[Extracted data entries]
------------------------------------------------------------------------
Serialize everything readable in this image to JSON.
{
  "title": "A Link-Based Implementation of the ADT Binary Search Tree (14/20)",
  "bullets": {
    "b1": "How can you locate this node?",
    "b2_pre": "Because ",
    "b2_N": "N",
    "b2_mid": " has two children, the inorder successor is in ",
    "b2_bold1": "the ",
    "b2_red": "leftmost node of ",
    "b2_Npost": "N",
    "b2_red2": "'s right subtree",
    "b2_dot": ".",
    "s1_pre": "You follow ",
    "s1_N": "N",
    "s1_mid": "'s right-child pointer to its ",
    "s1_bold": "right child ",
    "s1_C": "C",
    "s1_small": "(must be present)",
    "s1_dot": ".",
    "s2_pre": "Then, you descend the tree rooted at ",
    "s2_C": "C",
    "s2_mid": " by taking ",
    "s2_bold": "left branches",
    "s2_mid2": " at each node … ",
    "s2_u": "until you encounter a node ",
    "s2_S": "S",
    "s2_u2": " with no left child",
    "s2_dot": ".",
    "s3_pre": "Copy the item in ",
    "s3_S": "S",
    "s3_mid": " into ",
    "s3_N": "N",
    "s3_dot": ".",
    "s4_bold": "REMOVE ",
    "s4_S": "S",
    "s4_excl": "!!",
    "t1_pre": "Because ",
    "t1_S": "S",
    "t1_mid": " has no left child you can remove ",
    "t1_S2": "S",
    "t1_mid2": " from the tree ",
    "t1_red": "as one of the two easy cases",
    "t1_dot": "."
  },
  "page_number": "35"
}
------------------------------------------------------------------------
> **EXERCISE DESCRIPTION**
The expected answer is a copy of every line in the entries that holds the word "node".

> **REPLY**
    "b1": "How can you locate this node?",
    "b2_red": "leftmost node of ",
    "s2_mid2": " at each node … ",
    "s2_u": "until you encounter a node ",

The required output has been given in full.